→ Work required:
Reading the records below, count the lines in which the string "selected" appears; write the number only.

==*==

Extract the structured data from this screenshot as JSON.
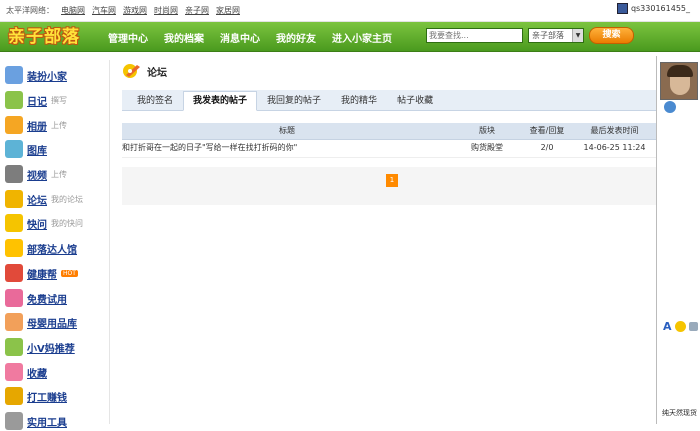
{
  "topbar": {
    "label": "太平洋网络：",
    "sites": [
      "电脑网",
      "汽车网",
      "游戏网",
      "时尚网",
      "亲子网",
      "家居网"
    ],
    "username": "qs330161455_"
  },
  "nav": {
    "logo": "亲子部落",
    "links": [
      "管理中心",
      "我的档案",
      "消息中心",
      "我的好友",
      "进入小家主页"
    ],
    "search_placeholder": "我要查找...",
    "search_scope": "亲子部落",
    "search_button": "搜索"
  },
  "sidebar": {
    "items": [
      {
        "label": "装扮小家",
        "sub": "",
        "icon": "paint-brush-icon",
        "color": "#6aa0e0"
      },
      {
        "label": "日记",
        "sub": "撰写",
        "icon": "diary-icon",
        "color": "#8bc34a"
      },
      {
        "label": "相册",
        "sub": "上传",
        "icon": "album-icon",
        "color": "#f5a623"
      },
      {
        "label": "图库",
        "sub": "",
        "icon": "gallery-icon",
        "color": "#5db3d6"
      },
      {
        "label": "视频",
        "sub": "上传",
        "icon": "video-icon",
        "color": "#7d7d7d"
      },
      {
        "label": "论坛",
        "sub": "我的论坛",
        "icon": "forum-icon",
        "color": "#f0b400"
      },
      {
        "label": "快问",
        "sub": "我的快问",
        "icon": "question-icon",
        "color": "#f5c400"
      },
      {
        "label": "部落达人馆",
        "sub": "",
        "icon": "star-icon",
        "color": "#ffc200"
      },
      {
        "label": "健康帮",
        "sub": "",
        "badge": "HOT",
        "icon": "magnet-icon",
        "color": "#e14a3a"
      },
      {
        "label": "免费试用",
        "sub": "",
        "icon": "gift-icon",
        "color": "#e96a9a"
      },
      {
        "label": "母婴用品库",
        "sub": "",
        "icon": "bow-icon",
        "color": "#f2a05a"
      },
      {
        "label": "小V妈推荐",
        "sub": "",
        "icon": "book-icon",
        "color": "#8bc34a"
      },
      {
        "label": "收藏",
        "sub": "",
        "icon": "eraser-icon",
        "color": "#f07aa0"
      },
      {
        "label": "打工赚钱",
        "sub": "",
        "icon": "coin-bag-icon",
        "color": "#e6a700"
      },
      {
        "label": "实用工具",
        "sub": "",
        "icon": "tools-icon",
        "color": "#9a9a9a"
      }
    ]
  },
  "main": {
    "title": "论坛",
    "tabs": [
      "我的签名",
      "我发表的帖子",
      "我回复的帖子",
      "我的精华",
      "帖子收藏"
    ],
    "active_tab": "我发表的帖子",
    "columns": [
      "标题",
      "版块",
      "查看/回复",
      "最后发表时间"
    ],
    "rows": [
      {
        "title": "和打折哥在一起的日子\"写给一样在找打折码的你\"",
        "board": "购货殿堂",
        "views": "2/0",
        "time": "14-06-25 11:24"
      }
    ],
    "page": "1"
  },
  "chat": {
    "bottom_text": "纯天然现货"
  }
}
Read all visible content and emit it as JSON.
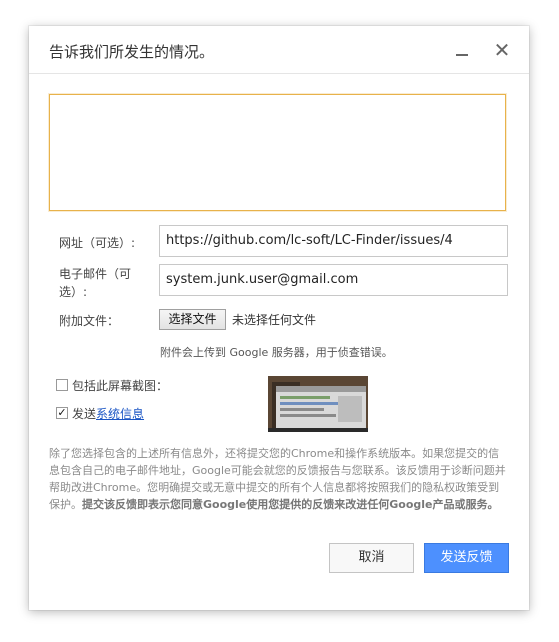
{
  "dialog": {
    "title": "告诉我们所发生的情况。",
    "minimize_icon": "minimize-icon",
    "close_icon": "close-icon",
    "close_glyph": "✕"
  },
  "form": {
    "description_value": "",
    "url_label": "网址（可选）:",
    "url_value": "https://github.com/lc-soft/LC-Finder/issues/4",
    "email_label_line1": "电子邮件（可",
    "email_label_line2": "选）:",
    "email_value": "system.junk.user@gmail.com",
    "attach_label": "附加文件：",
    "choose_file_button": "选择文件",
    "no_file_text": "未选择任何文件",
    "upload_note": "附件会上传到 Google 服务器，用于侦查错误。",
    "screenshot_checkbox": {
      "checked": false,
      "label": "包括此屏幕截图："
    },
    "sysinfo_checkbox": {
      "checked": true,
      "label_prefix": "发送",
      "link": "系统信息"
    }
  },
  "legal": {
    "text": "除了您选择包含的上述所有信息外，还将提交您的Chrome和操作系统版本。如果您提交的信息包含自己的电子邮件地址，Google可能会就您的反馈报告与您联系。该反馈用于诊断问题并帮助改进Chrome。您明确提交或无意中提交的所有个人信息都将按照我们的隐私权政策受到保护。",
    "bold": "提交该反馈即表示您同意Google使用您提供的反馈来改进任何Google产品或服务。"
  },
  "buttons": {
    "cancel": "取消",
    "send": "发送反馈"
  },
  "colors": {
    "accent": "#4d90fe",
    "focus_border": "#e8b24a",
    "link": "#1a55c4"
  }
}
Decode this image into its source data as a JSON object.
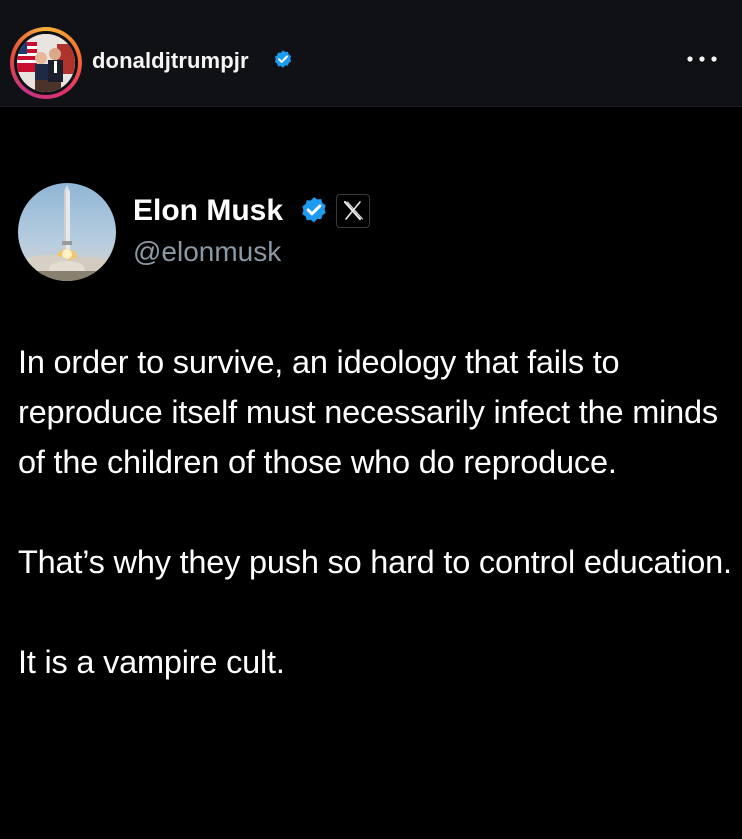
{
  "header": {
    "username": "donaldjtrumpjr",
    "verified_icon": "verified-badge-icon",
    "more_icon": "more-horizontal-icon"
  },
  "tweet": {
    "author_name": "Elon Musk",
    "handle": "@elonmusk",
    "verified_icon": "verified-badge-icon",
    "platform_icon": "x-logo-icon",
    "paragraphs": [
      "In order to survive, an ideology that fails to reproduce itself must necessarily infect the minds of the children of those who do reproduce.",
      "That’s why they push so hard to control education.",
      "It is a vampire cult."
    ]
  },
  "colors": {
    "background": "#000000",
    "header_background": "#101114",
    "verified_blue": "#1d9bf0",
    "handle_gray": "#8b98a5"
  }
}
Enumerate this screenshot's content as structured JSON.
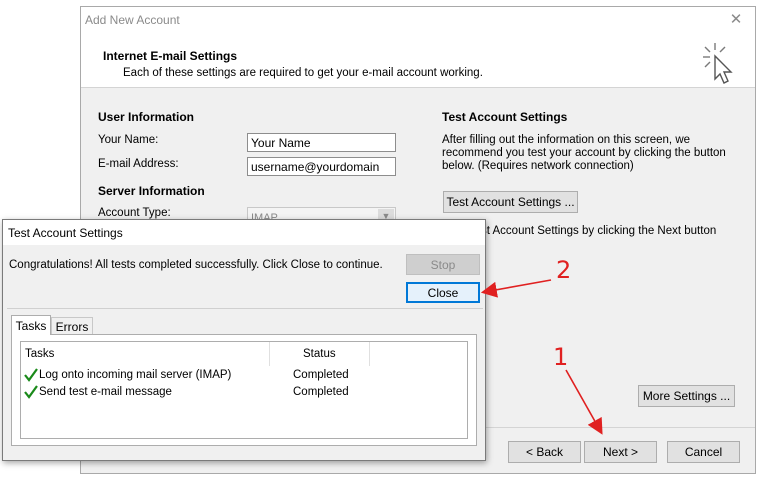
{
  "main": {
    "title": "Add New Account",
    "header_title": "Internet E-mail Settings",
    "header_sub": "Each of these settings are required to get your e-mail account working.",
    "user_info_title": "User Information",
    "your_name_label": "Your Name:",
    "your_name_value": "Your Name",
    "email_label": "E-mail Address:",
    "email_value": "username@yourdomain",
    "server_info_title": "Server Information",
    "account_type_label": "Account Type:",
    "account_type_value": "IMAP",
    "test_title": "Test Account Settings",
    "test_desc_1": "After filling out the information on this screen, we",
    "test_desc_2": "recommend you test your account by clicking the button",
    "test_desc_3": "below. (Requires network connection)",
    "test_button": "Test Account Settings ...",
    "test_next_text": "st Account Settings by clicking the Next button",
    "more_settings_button": "More Settings ...",
    "back_button": "< Back",
    "next_button": "Next >",
    "cancel_button": "Cancel"
  },
  "test_dialog": {
    "title": "Test Account Settings",
    "message": "Congratulations! All tests completed successfully. Click Close to continue.",
    "stop_button": "Stop",
    "close_button": "Close",
    "tabs": [
      "Tasks",
      "Errors"
    ],
    "columns": [
      "Tasks",
      "Status"
    ],
    "rows": [
      {
        "task": "Log onto incoming mail server (IMAP)",
        "status": "Completed"
      },
      {
        "task": "Send test e-mail message",
        "status": "Completed"
      }
    ]
  },
  "annotations": {
    "label_1": "1",
    "label_2": "2",
    "color": "#e02020"
  }
}
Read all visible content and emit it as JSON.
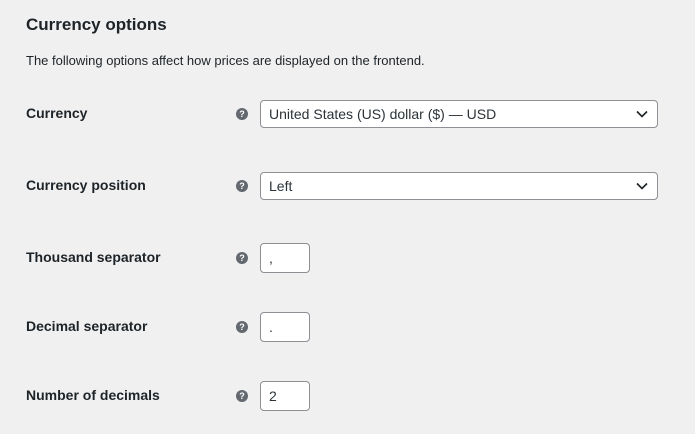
{
  "section": {
    "title": "Currency options",
    "description": "The following options affect how prices are displayed on the frontend."
  },
  "help_icon_glyph": "?",
  "fields": {
    "currency": {
      "label": "Currency",
      "value": "United States (US) dollar ($) — USD",
      "icon": "chevron-down-icon"
    },
    "currency_position": {
      "label": "Currency position",
      "value": "Left",
      "icon": "chevron-down-icon"
    },
    "thousand_separator": {
      "label": "Thousand separator",
      "value": ","
    },
    "decimal_separator": {
      "label": "Decimal separator",
      "value": "."
    },
    "number_of_decimals": {
      "label": "Number of decimals",
      "value": "2"
    }
  },
  "colors": {
    "background": "#f0f0f1",
    "text": "#1d2327",
    "help_icon": "#646970",
    "input_border": "#8c8f94"
  }
}
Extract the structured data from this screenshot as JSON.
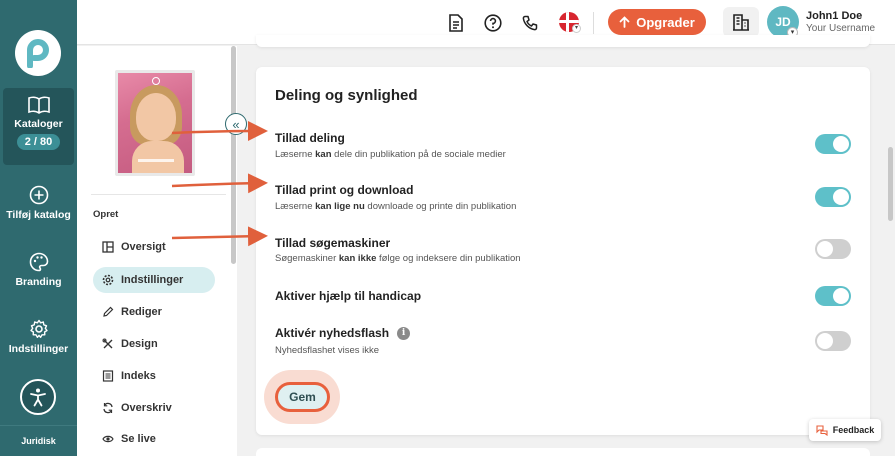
{
  "rail": {
    "items": [
      {
        "label": "Kataloger",
        "count": "2 / 80"
      },
      {
        "label": "Tilføj katalog"
      },
      {
        "label": "Branding"
      },
      {
        "label": "Indstillinger"
      }
    ],
    "footer_label": "Juridisk"
  },
  "topbar": {
    "upgrade_label": "Opgrader",
    "avatar_initials": "JD",
    "user_name": "John1 Doe",
    "user_sub": "Your Username"
  },
  "subnav": {
    "heading": "Opret",
    "items": [
      {
        "label": "Oversigt",
        "icon": "layout-icon"
      },
      {
        "label": "Indstillinger",
        "icon": "gear-icon"
      },
      {
        "label": "Rediger",
        "icon": "pencil-icon"
      },
      {
        "label": "Design",
        "icon": "tools-icon"
      },
      {
        "label": "Indeks",
        "icon": "list-icon"
      },
      {
        "label": "Overskriv",
        "icon": "refresh-icon"
      },
      {
        "label": "Se live",
        "icon": "eye-icon"
      }
    ]
  },
  "card": {
    "title": "Deling og synlighed",
    "settings": [
      {
        "title": "Tillad deling",
        "desc_pre": "Læserne ",
        "desc_bold": "kan",
        "desc_post": " dele din publikation på de sociale medier",
        "on": true
      },
      {
        "title": "Tillad print og download",
        "desc_pre": "Læserne ",
        "desc_bold": "kan lige nu",
        "desc_post": " downloade og printe din publikation",
        "on": true
      },
      {
        "title": "Tillad søgemaskiner",
        "desc_pre": "Søgemaskiner ",
        "desc_bold": "kan ikke",
        "desc_post": " følge og indeksere din publikation",
        "on": false
      },
      {
        "title": "Aktiver hjælp til handicap",
        "on": true
      },
      {
        "title": "Aktivér nyhedsflash",
        "desc_pre": "Nyhedsflashet vises ikke",
        "on": false
      }
    ],
    "save_label": "Gem",
    "info_glyph": "i"
  },
  "feedback_label": "Feedback",
  "colors": {
    "rail": "#2f6a6f",
    "accent": "#e8603c",
    "toggle_on": "#5ec0c9",
    "toggle_off": "#cfcfcf"
  }
}
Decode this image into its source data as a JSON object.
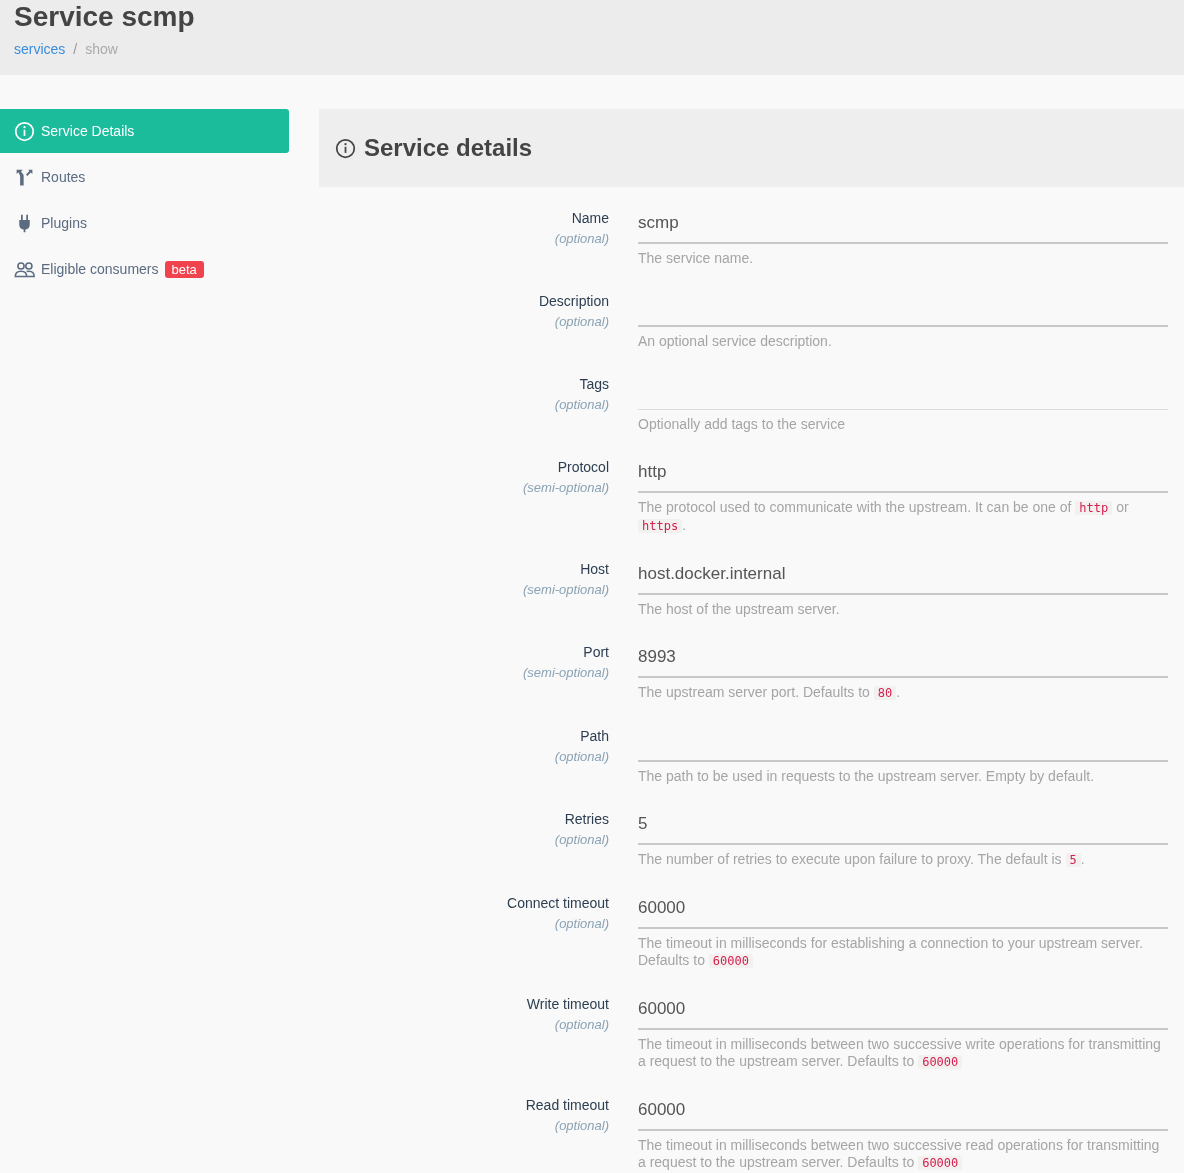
{
  "page": {
    "title": "Service scmp"
  },
  "breadcrumb": {
    "separator": "/",
    "items": [
      {
        "label": "services",
        "current": false
      },
      {
        "label": "show",
        "current": true
      }
    ]
  },
  "sidebar": {
    "items": [
      {
        "label": "Service Details",
        "selected": true
      },
      {
        "label": "Routes",
        "selected": false
      },
      {
        "label": "Plugins",
        "selected": false
      },
      {
        "label": "Eligible consumers",
        "selected": false,
        "badge": "beta"
      }
    ]
  },
  "panel": {
    "title": "Service details"
  },
  "fields": [
    {
      "label": "Name",
      "hint": "(optional)",
      "kind": "text",
      "value": "scmp",
      "help": [
        {
          "kind": "text",
          "text": "The service name."
        }
      ]
    },
    {
      "label": "Description",
      "hint": "(optional)",
      "kind": "text",
      "help": [
        {
          "kind": "text",
          "text": "An optional service description."
        }
      ]
    },
    {
      "label": "Tags",
      "hint": "(optional)",
      "kind": "tags",
      "help": [
        {
          "kind": "text",
          "text": "Optionally add tags to the service"
        }
      ]
    },
    {
      "label": "Protocol",
      "hint": "(semi-optional)",
      "kind": "text",
      "value": "http",
      "help": [
        {
          "kind": "text",
          "text": "The protocol used to communicate with the upstream. It can be one of "
        },
        {
          "kind": "code",
          "text": "http"
        },
        {
          "kind": "text",
          "text": " or "
        },
        {
          "kind": "code",
          "text": "https"
        },
        {
          "kind": "text",
          "text": "."
        }
      ]
    },
    {
      "label": "Host",
      "hint": "(semi-optional)",
      "kind": "text",
      "value": "host.docker.internal",
      "help": [
        {
          "kind": "text",
          "text": "The host of the upstream server."
        }
      ]
    },
    {
      "label": "Port",
      "hint": "(semi-optional)",
      "kind": "text",
      "value": "8993",
      "help": [
        {
          "kind": "text",
          "text": "The upstream server port. Defaults to "
        },
        {
          "kind": "code",
          "text": "80"
        },
        {
          "kind": "text",
          "text": "."
        }
      ]
    },
    {
      "label": "Path",
      "hint": "(optional)",
      "kind": "text",
      "help": [
        {
          "kind": "text",
          "text": "The path to be used in requests to the upstream server. Empty by default."
        }
      ]
    },
    {
      "label": "Retries",
      "hint": "(optional)",
      "kind": "text",
      "value": "5",
      "help": [
        {
          "kind": "text",
          "text": "The number of retries to execute upon failure to proxy. The default is "
        },
        {
          "kind": "code",
          "text": "5"
        },
        {
          "kind": "text",
          "text": "."
        }
      ]
    },
    {
      "label": "Connect timeout",
      "hint": "(optional)",
      "kind": "text",
      "value": "60000",
      "help": [
        {
          "kind": "text",
          "text": "The timeout in milliseconds for establishing a connection to your upstream server. Defaults to "
        },
        {
          "kind": "code",
          "text": "60000"
        }
      ]
    },
    {
      "label": "Write timeout",
      "hint": "(optional)",
      "kind": "text",
      "value": "60000",
      "help": [
        {
          "kind": "text",
          "text": "The timeout in milliseconds between two successive write operations for transmitting a request to the upstream server. Defaults to "
        },
        {
          "kind": "code",
          "text": "60000"
        }
      ]
    },
    {
      "label": "Read timeout",
      "hint": "(optional)",
      "kind": "text",
      "value": "60000",
      "help": [
        {
          "kind": "text",
          "text": "The timeout in milliseconds between two successive read operations for transmitting a request to the upstream server. Defaults to "
        },
        {
          "kind": "code",
          "text": "60000"
        }
      ]
    }
  ]
}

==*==

→ Final answer:
4